▸ Work item: List all lines of the data that include the string "Responses".

▸ Dataset excerpts:
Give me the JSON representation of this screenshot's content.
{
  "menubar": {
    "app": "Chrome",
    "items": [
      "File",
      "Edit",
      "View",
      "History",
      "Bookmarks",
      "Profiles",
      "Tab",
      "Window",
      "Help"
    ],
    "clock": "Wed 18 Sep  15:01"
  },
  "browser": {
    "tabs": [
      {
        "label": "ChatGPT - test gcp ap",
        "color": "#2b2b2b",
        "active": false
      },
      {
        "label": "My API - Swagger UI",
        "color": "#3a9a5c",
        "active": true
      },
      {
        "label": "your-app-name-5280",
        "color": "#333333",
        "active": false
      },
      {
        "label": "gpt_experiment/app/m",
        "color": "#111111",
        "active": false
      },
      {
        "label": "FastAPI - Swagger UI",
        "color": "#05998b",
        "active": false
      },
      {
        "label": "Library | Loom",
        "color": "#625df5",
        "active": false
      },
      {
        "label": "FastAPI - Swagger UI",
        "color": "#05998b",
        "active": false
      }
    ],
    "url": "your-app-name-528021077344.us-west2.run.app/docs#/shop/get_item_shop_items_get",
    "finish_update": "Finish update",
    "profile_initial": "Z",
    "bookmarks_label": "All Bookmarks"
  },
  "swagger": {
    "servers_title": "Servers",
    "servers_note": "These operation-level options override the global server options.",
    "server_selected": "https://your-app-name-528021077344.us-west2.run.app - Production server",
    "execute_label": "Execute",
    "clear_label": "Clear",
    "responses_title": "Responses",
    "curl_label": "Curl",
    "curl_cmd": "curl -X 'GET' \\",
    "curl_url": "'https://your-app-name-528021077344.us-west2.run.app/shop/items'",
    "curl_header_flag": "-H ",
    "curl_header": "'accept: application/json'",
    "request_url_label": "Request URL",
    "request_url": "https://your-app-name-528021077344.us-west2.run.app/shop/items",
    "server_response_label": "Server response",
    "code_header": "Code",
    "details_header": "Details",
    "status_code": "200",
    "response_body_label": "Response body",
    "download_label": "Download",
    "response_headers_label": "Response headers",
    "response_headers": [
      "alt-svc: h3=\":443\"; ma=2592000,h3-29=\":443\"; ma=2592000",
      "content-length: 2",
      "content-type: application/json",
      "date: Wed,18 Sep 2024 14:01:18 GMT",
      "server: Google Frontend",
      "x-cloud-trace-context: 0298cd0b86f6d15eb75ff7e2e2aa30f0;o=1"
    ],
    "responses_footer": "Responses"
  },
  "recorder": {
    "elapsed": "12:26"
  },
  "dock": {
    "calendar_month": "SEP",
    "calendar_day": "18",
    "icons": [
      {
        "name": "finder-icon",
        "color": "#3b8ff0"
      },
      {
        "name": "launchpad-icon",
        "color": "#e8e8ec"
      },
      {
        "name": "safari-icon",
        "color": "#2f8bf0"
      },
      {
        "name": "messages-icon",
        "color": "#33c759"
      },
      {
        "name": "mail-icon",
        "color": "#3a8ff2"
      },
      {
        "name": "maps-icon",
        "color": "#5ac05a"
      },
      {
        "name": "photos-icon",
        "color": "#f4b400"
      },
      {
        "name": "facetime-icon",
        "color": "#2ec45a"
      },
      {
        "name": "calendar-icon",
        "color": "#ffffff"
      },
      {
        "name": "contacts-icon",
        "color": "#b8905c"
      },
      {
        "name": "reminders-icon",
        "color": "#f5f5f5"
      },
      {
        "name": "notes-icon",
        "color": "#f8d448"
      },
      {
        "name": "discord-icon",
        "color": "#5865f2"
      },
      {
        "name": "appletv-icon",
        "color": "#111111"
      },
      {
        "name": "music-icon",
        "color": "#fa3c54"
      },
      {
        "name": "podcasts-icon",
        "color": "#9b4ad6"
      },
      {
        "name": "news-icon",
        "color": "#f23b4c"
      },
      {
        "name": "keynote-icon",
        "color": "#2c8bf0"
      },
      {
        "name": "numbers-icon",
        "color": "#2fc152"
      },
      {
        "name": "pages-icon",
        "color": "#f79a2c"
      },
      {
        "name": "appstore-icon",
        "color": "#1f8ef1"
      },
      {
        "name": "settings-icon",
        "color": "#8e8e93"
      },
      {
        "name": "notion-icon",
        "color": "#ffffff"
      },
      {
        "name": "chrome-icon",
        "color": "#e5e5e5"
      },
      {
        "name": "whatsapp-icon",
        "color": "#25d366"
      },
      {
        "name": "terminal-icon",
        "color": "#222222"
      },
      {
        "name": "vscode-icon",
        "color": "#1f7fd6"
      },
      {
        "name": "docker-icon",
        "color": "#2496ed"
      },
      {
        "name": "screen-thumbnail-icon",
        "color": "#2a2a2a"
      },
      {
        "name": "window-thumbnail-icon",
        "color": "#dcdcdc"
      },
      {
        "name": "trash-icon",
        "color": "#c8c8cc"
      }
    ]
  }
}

▸ Response below:
    "responses_title": "Responses",
    "responses_footer": "Responses"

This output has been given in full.